Instructions to follow:
Print each entry word for word without images.
BEGIN Recorded information
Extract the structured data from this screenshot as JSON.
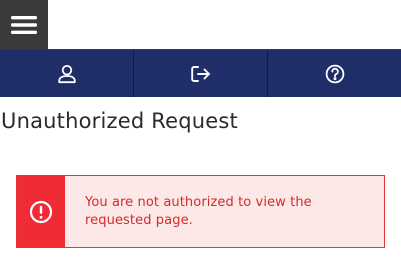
{
  "header": {
    "menu_icon": "hamburger-menu-icon"
  },
  "nav": {
    "items": [
      {
        "icon": "user-icon"
      },
      {
        "icon": "logout-icon"
      },
      {
        "icon": "help-icon"
      }
    ]
  },
  "page": {
    "title": "Unauthorized Request"
  },
  "alert": {
    "icon": "exclamation-circle-icon",
    "message": "You are not authorized to view the requested page.",
    "colors": {
      "border": "#e8333b",
      "background": "#fde8e8",
      "icon_background": "#ef2b35",
      "text": "#d42a2a"
    }
  },
  "colors": {
    "navbar": "#1f2d69",
    "menu_button": "#3a3a3a"
  }
}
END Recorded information
The answer:
Extract the structured data from this screenshot as JSON.
{
  "header": {
    "menu_icon": "hamburger-menu-icon"
  },
  "nav": {
    "items": [
      {
        "icon": "user-icon"
      },
      {
        "icon": "logout-icon"
      },
      {
        "icon": "help-icon"
      }
    ]
  },
  "page": {
    "title": "Unauthorized Request"
  },
  "alert": {
    "icon": "exclamation-circle-icon",
    "message": "You are not authorized to view the requested page.",
    "colors": {
      "border": "#e8333b",
      "background": "#fde8e8",
      "icon_background": "#ef2b35",
      "text": "#d42a2a"
    }
  },
  "colors": {
    "navbar": "#1f2d69",
    "menu_button": "#3a3a3a"
  }
}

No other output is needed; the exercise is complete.